However, our slot applications from the business perspective also work perfectly with any existing third party flight scheduling and operations solutions. But there is no technical industry standard interface defined. So, the technical challenge was, to integrate them into Neos’ in-house systems for flight scheduling and operations control. Therefore, we had to develop a completely new XML-based interface to Neos’ current proprietary schedule management system. This interface allows Neos today to apply easily schedule or operational changes coming from their operations control system to our NetLine/Sched Slot Manager. In reverse, it allows as well, that the slot status information and telex data will be retrievable in their proprietary schedule management system.
Yvonne Dimt: This bi-directional interface makes it now possible to interface easily our powerful slot management suite to any third party schedule management and operations control system. In consequence, there will be no difference for any feature for the NetLine/Sched Slot Manager user, if 3rd provider applications are in place.
Michael Muzik: So how did the implementation go?
Helge Dannenberg: Until mid of February the project went exactly the way it was planned. We had the last on-site visit at 5. /6. February 2020. With the User Acceptance Test mid of February we successfully managed the implementation and integration of the slot management systems into Neos’ IT environment.
The only step missing was the final cutover, which Yvonne and I were supposed to conduct. Originally, we planned to migrate the new Summer Season 20 from their old system into our NetLine/Sched Slot Manager at the beginning of April. We also intended to deliver –as usual - a full on-site cutover support with me, as technical expert, and Yvonne, as business expert.

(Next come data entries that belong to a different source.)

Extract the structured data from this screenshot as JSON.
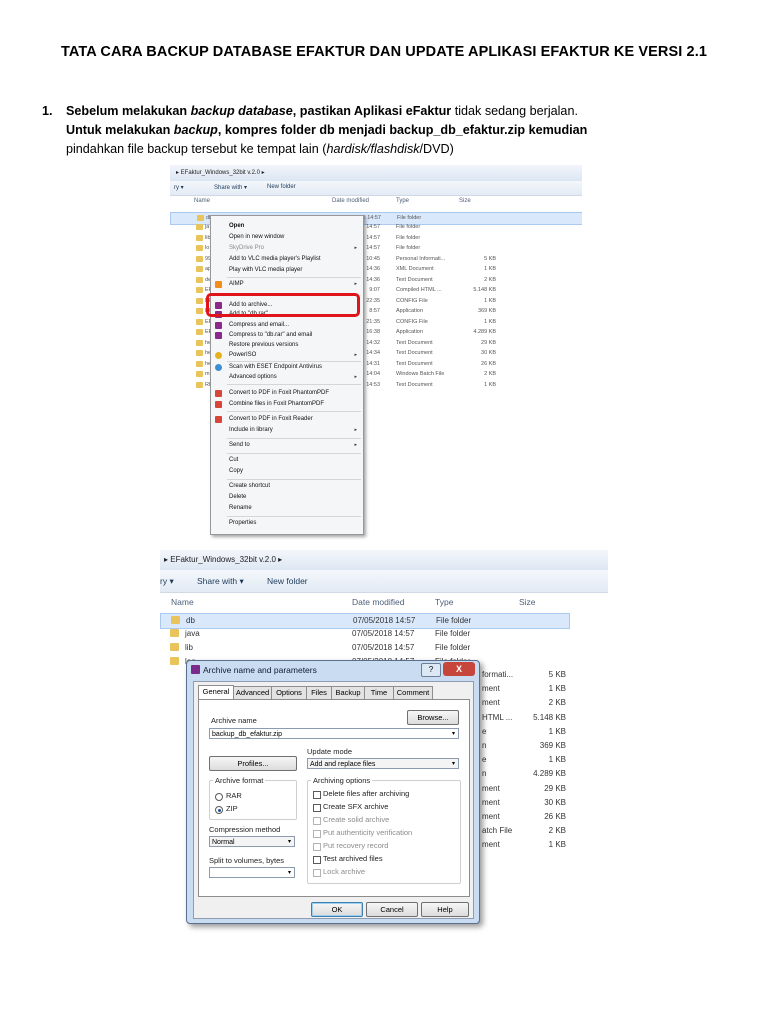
{
  "document": {
    "title": "TATA CARA BACKUP DATABASE EFAKTUR DAN UPDATE APLIKASI EFAKTUR KE VERSI 2.1",
    "step1": {
      "number": "1.",
      "line1_a": "Sebelum melakukan ",
      "line1_b": "backup database",
      "line1_c": ", pastikan Aplikasi eFaktur ",
      "line1_d": "tidak sedang berjalan.",
      "line2_a": "Untuk melakukan ",
      "line2_b": "backup",
      "line2_c": ", kompres folder db menjadi backup_db_efaktur.zip kemudian",
      "line3_a": "pindahkan file backup tersebut ke tempat lain (",
      "line3_b": "hardisk/flashdisk",
      "line3_c": "/DVD)"
    }
  },
  "shot1": {
    "breadcrumb": "▸ EFaktur_Windows_32bit v.2.0 ▸",
    "toolbar": {
      "organize": "ry ▾",
      "share": "Share with ▾",
      "new_folder": "New folder"
    },
    "columns": {
      "name": "Name",
      "date": "Date modified",
      "type": "Type",
      "size": "Size"
    },
    "rows": [
      {
        "n": "db",
        "d": "07/05/2018 14:57",
        "t": "File folder",
        "s": ""
      },
      {
        "n": "ja",
        "d": "14:57",
        "t": "File folder",
        "s": ""
      },
      {
        "n": "lib",
        "d": "14:57",
        "t": "File folder",
        "s": ""
      },
      {
        "n": "lo",
        "d": "14:57",
        "t": "File folder",
        "s": ""
      },
      {
        "n": "99",
        "d": "10:45",
        "t": "Personal Informati...",
        "s": "5 KB"
      },
      {
        "n": "ap",
        "d": "14:36",
        "t": "XML Document",
        "s": "1 KB"
      },
      {
        "n": "de",
        "d": "14:36",
        "t": "Text Document",
        "s": "2 KB"
      },
      {
        "n": "EF",
        "d": "9:07",
        "t": "Compiled HTML ...",
        "s": "5.148 KB"
      },
      {
        "n": "EF",
        "d": "22:35",
        "t": "CONFIG File",
        "s": "1 KB"
      },
      {
        "n": "EF",
        "d": "8:57",
        "t": "Application",
        "s": "369 KB"
      },
      {
        "n": "EF",
        "d": "21:35",
        "t": "CONFIG File",
        "s": "1 KB"
      },
      {
        "n": "EF",
        "d": "16:38",
        "t": "Application",
        "s": "4.289 KB"
      },
      {
        "n": "he",
        "d": "14:32",
        "t": "Text Document",
        "s": "29 KB"
      },
      {
        "n": "he",
        "d": "14:34",
        "t": "Text Document",
        "s": "30 KB"
      },
      {
        "n": "he",
        "d": "14:31",
        "t": "Text Document",
        "s": "26 KB"
      },
      {
        "n": "m",
        "d": "14:04",
        "t": "Windows Batch File",
        "s": "2 KB"
      },
      {
        "n": "RE",
        "d": "14:53",
        "t": "Text Document",
        "s": "1 KB"
      }
    ],
    "menu": {
      "open": "Open",
      "open_new": "Open in new window",
      "skydrive": "SkyDrive Pro",
      "vlc_add": "Add to VLC media player's Playlist",
      "vlc_play": "Play with VLC media player",
      "aimp": "AIMP",
      "add_archive": "Add to archive...",
      "add_db_rar": "Add to \"db.rar\"",
      "compress_email": "Compress and email...",
      "compress_db_email": "Compress to \"db.rar\" and email",
      "restore": "Restore previous versions",
      "poweriso": "PowerISO",
      "eset": "Scan with ESET Endpoint Antivirus",
      "advanced": "Advanced options",
      "foxit_convert": "Convert to PDF in Foxit PhantomPDF",
      "foxit_combine": "Combine files in Foxit PhantomPDF",
      "foxit_reader": "Convert to PDF in Foxit Reader",
      "library": "Include in library",
      "send_to": "Send to",
      "cut": "Cut",
      "copy": "Copy",
      "shortcut": "Create shortcut",
      "delete": "Delete",
      "rename": "Rename",
      "properties": "Properties"
    }
  },
  "shot2": {
    "breadcrumb": "▸ EFaktur_Windows_32bit v.2.0 ▸",
    "toolbar": {
      "organize": "ry ▾",
      "share": "Share with ▾",
      "new_folder": "New folder"
    },
    "columns": {
      "name": "Name",
      "date": "Date modified",
      "type": "Type",
      "size": "Size"
    },
    "rows": [
      {
        "n": "db",
        "d": "07/05/2018 14:57",
        "t": "File folder"
      },
      {
        "n": "java",
        "d": "07/05/2018 14:57",
        "t": "File folder"
      },
      {
        "n": "lib",
        "d": "07/05/2018 14:57",
        "t": "File folder"
      },
      {
        "n": "log",
        "d": "07/05/2018 14:57",
        "t": "File folder"
      }
    ],
    "right_rows": [
      {
        "t": "formati...",
        "s": "5 KB"
      },
      {
        "t": "ment",
        "s": "1 KB"
      },
      {
        "t": "ment",
        "s": "2 KB"
      },
      {
        "t": "HTML ...",
        "s": "5.148 KB"
      },
      {
        "t": "e",
        "s": "1 KB"
      },
      {
        "t": "n",
        "s": "369 KB"
      },
      {
        "t": "e",
        "s": "1 KB"
      },
      {
        "t": "n",
        "s": "4.289 KB"
      },
      {
        "t": "ment",
        "s": "29 KB"
      },
      {
        "t": "ment",
        "s": "30 KB"
      },
      {
        "t": "ment",
        "s": "26 KB"
      },
      {
        "t": "atch File",
        "s": "2 KB"
      },
      {
        "t": "ment",
        "s": "1 KB"
      }
    ],
    "dialog": {
      "title": "Archive name and parameters",
      "help_q": "?",
      "close": "X",
      "tabs": [
        "General",
        "Advanced",
        "Options",
        "Files",
        "Backup",
        "Time",
        "Comment"
      ],
      "archive_name_label": "Archive name",
      "browse": "Browse...",
      "archive_name_value": "backup_db_efaktur.zip",
      "profiles": "Profiles...",
      "update_mode_label": "Update mode",
      "update_mode_value": "Add and replace files",
      "archive_format_label": "Archive format",
      "rar": "RAR",
      "zip": "ZIP",
      "archiving_options_label": "Archiving options",
      "opt_delete": "Delete files after archiving",
      "opt_sfx": "Create SFX archive",
      "opt_solid": "Create solid archive",
      "opt_auth": "Put authenticity verification",
      "opt_recovery": "Put recovery record",
      "opt_test": "Test archived files",
      "opt_lock": "Lock archive",
      "compression_label": "Compression method",
      "compression_value": "Normal",
      "split_label": "Split to volumes, bytes",
      "ok": "OK",
      "cancel": "Cancel",
      "help": "Help"
    }
  }
}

Yvonne Dimt: Well, and then COVID 19 came into all our lives. Europa was fully hit by Corona. Italy went into a full lockdown and also travel was not possible between Germany and Italy. That´s when we initially thought, we won`t be able to do the migration. Moreover, Neos was extremely busy with making their capacity adjustments at these times. We all remember how everybody was struggling. As their counterparts all over the world, Neos literally drowned in evaluating and executing cancellations, inaugurating numerous ad-hoc and positioning flights (e.g. repatriation flights, cargo delivery of masques), and switching service types (positioning flights, passenger to cargo flights). As you can imagine, the flight business was completely different for Neos during these times.
Despite this challenging schedule and slot management situation, we jointly came together with Neos to the conclusion, that we will cutover remotely, even if it was our first time to do it like this. In the end we all were successful: The actual cutover almost had the same date in April as originally planned.
Michael Muzik: How did you manage this difficult situation to bring it to a successful remote cutover?
Helge Dannenberg: First, by setting up the necessary framework. Neos had to build up an infrastructure to allow their employees to work from home. On Lufthansa Systems side working from home has already been standard for years.
Second, with good planning on both sides. We had a very clear and structured cut-over plan with to dos, timestamps and responsibilities.
Last but not least, with good communication and tight monitoring. With Microsoft Teams®, we were able to speak to each other, also in bigger group meetings. Especially screen sharing was necessary for the successful cutover. At any time it provided us a common and real-time understanding about the progress and helped us to stay permanently up-to-date.
Yvonne Dimt: To be honest, at the beginning we all had to get used to the new situation and procedures, but at the end, it went all perfect. Maybe this is one of the “good” things about Corona: You try out things and methods that you never thought they will work: We were present all the time for our new customer – even though we could not be on-site.
In the second part we will have a talk with Yvonne Dimt about how she conducted a full remote Initial Submission Service for Neos.